It's a simple question, and it seems like an important one: How long should it take to hit a golf shot? Rummage through most instruction books, and you'll find a lot on the subject of timing, but little on time.
That's why a new book called Golf's 8-Secret: What separates golf's greatest champions, by PGA pro Mike Bender and accomplished amateur Michael Mercier, has provoked debate. The authors argue that a shot—from the time you set your lead foot, step over the ball and swing to the finish—should take eight seconds. This period occurs only after a golfer has carefully evaluated conditions, incorporated swing thoughts and narrowed his or her focus. In other words, there is no going back. Bender and Mercier studied dozens of the game's greats through TV coverage, film footage, even old photographic sequences, and that's the consistent duration it took them—from Bobby Jones to Mickey Wright to Phil Mickelson. Others, such as Lee Westwood, tend to take longer or vary the time, especially under pressure, and that invites problems. The authors add that before they even step in, a player's pre-shot routine should take no more than 10 to 12 seconds, for a total of about 20.

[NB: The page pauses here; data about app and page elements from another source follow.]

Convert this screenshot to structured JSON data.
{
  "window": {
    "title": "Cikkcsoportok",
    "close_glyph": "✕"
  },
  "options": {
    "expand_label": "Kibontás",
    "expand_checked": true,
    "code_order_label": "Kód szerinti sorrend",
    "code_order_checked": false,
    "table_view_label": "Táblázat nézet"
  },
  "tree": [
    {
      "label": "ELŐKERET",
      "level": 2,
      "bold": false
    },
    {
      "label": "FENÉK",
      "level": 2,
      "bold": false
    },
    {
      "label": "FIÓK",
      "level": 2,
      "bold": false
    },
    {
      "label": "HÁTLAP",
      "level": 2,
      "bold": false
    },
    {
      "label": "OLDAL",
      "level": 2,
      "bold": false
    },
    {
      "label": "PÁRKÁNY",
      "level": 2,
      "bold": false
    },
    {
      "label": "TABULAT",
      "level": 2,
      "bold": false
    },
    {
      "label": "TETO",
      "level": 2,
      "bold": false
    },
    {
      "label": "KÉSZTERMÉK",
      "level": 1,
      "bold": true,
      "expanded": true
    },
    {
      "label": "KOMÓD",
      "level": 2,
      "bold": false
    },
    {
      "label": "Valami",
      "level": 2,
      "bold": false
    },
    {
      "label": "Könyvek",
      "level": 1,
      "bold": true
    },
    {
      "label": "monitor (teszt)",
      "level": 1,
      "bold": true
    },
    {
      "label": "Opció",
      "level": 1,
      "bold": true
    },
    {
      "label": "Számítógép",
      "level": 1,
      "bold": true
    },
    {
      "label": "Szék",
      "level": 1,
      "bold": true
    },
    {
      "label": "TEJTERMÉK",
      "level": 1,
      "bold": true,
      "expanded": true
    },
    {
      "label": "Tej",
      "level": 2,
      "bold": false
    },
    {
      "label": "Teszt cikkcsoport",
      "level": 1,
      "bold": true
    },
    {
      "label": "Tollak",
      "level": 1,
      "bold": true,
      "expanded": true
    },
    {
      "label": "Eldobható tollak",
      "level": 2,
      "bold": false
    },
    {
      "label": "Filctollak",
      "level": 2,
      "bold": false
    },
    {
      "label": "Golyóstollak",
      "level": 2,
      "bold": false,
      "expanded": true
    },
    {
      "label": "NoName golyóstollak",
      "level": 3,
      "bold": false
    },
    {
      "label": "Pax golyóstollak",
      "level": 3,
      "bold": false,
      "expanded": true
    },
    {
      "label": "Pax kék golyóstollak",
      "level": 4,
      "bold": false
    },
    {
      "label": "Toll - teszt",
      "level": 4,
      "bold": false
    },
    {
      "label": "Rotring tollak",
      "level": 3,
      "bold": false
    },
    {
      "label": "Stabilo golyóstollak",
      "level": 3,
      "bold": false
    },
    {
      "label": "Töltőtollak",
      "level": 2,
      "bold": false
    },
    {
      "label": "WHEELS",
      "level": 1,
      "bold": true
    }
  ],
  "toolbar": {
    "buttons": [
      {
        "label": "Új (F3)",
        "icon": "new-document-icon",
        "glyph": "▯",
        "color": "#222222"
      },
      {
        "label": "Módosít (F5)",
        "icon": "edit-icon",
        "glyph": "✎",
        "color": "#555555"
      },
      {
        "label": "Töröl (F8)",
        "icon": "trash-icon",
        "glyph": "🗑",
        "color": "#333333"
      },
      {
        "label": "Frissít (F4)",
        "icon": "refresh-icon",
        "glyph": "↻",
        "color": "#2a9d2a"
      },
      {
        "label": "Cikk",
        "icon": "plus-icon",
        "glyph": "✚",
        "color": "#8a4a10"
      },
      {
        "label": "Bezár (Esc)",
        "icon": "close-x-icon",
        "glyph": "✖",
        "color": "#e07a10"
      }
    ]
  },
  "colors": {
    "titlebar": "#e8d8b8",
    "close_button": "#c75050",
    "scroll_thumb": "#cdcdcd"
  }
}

Do you get it done that fast? Judging from an informal study of amateurs at a public course, most weekenders aren't even close. They are check-listers, reviewing the do's and don'ts as they stand over the ball, sometimes for as long as 20 seconds. Double that time when you add their pre-shot routine.
Though Bender and Mercier believe we all could use an eight-second shot clock, some of the game's most prominent coaches aren't as convinced. They do agree, however, on three things: (1) You should swing without delay once over the ball; (2) That time ought to be consistent for every shot; (3) It's personal.
Debating shot selection while over the ball invites poor performance.
The coaches supported the book's organization of the shot process. They say sizing up a shot can take any amount of time. Tour pros, for instance, tend to spend more time deciding about escape shots or unpracticed shots around the green. But once the decision is made, rehearsal and execution should take no more than 20 seconds and must be consistent. The idea is to progress from conscious calculation to instinctive motion as you decide, picture, feel and finally act. Mixing the stages, such as still debating club selection while standing over the ball, invites poor performance.
"If you take too long over the ball, your feet get landlocked," says instructor Dean Reinmuth. "Then your whole lower body feels stuck. The upper body gets quicker. So your motion looks too quick, but really what happened is, you took too long."
Sport psychologist Gio Valiante agrees with the authors, to a point: "I've talked about 20 seconds from pre-shot to finish. But it's a range. Some players are at 23, some at 17. You can't make it a rigid thing. Everybody copies the best players in the world. But the best players don't copy anyone."
Only one of the 25 or so Hall of Famers Bender and Mercier studied—Jack Nicklaus—varied from the eight-second rule. He did that, they say, because he spent less time on his pre-shot routine and noticeably longer over the ball, but still totaling 18 to 20 seconds.
"Almost always under pressure there is a tendency to take more time," says sport psychologist Bob Rotella. "But the real problem is when you start taking too much time between the last look at the target and the swing. I try to get guys going with their first instinct. That one is all about confidence and commitment. The second one can be filled with fear and doubt."
Rotella often asks clients to make a practice swing, inevitably fluid and relaxed, and then suggests they build a routine around that. Josh Zander, a Golf Digest Teaching Professional who played in the 1992 U.S. Open, cautions that no matter the time taken, you must feel ready to hit. "Sometimes I count to four as I approach the ball. Then I see an image of the shot, and my brain tells me we're ready to go. I'd be surprised if it weren't eight seconds or less. But the key is to go when your brain gives you the signal. Remember Sergio Garcia, the way he gripped and re-gripped the club? The thing I admired about that was that he wouldn't go until he was ready."
Bender and Mercier say that's why great players take only eight seconds. Any longer is bad for confidence and focus. It's precisely why Garcia and Westwood haven't won majors, they say.
Sport psychologist Richard Coop studied the 20-second zone a decade ago. His take: More important than a consistent time is what happens during that time. "A lot of golfers have rituals but not routines," he says. "In other words, you've gone through the ritual of motions, but not really been there, done the routine."
Coop's advice on time: "Find what it is you're doing over the ball that's taking so long—and still not working—and eliminate it."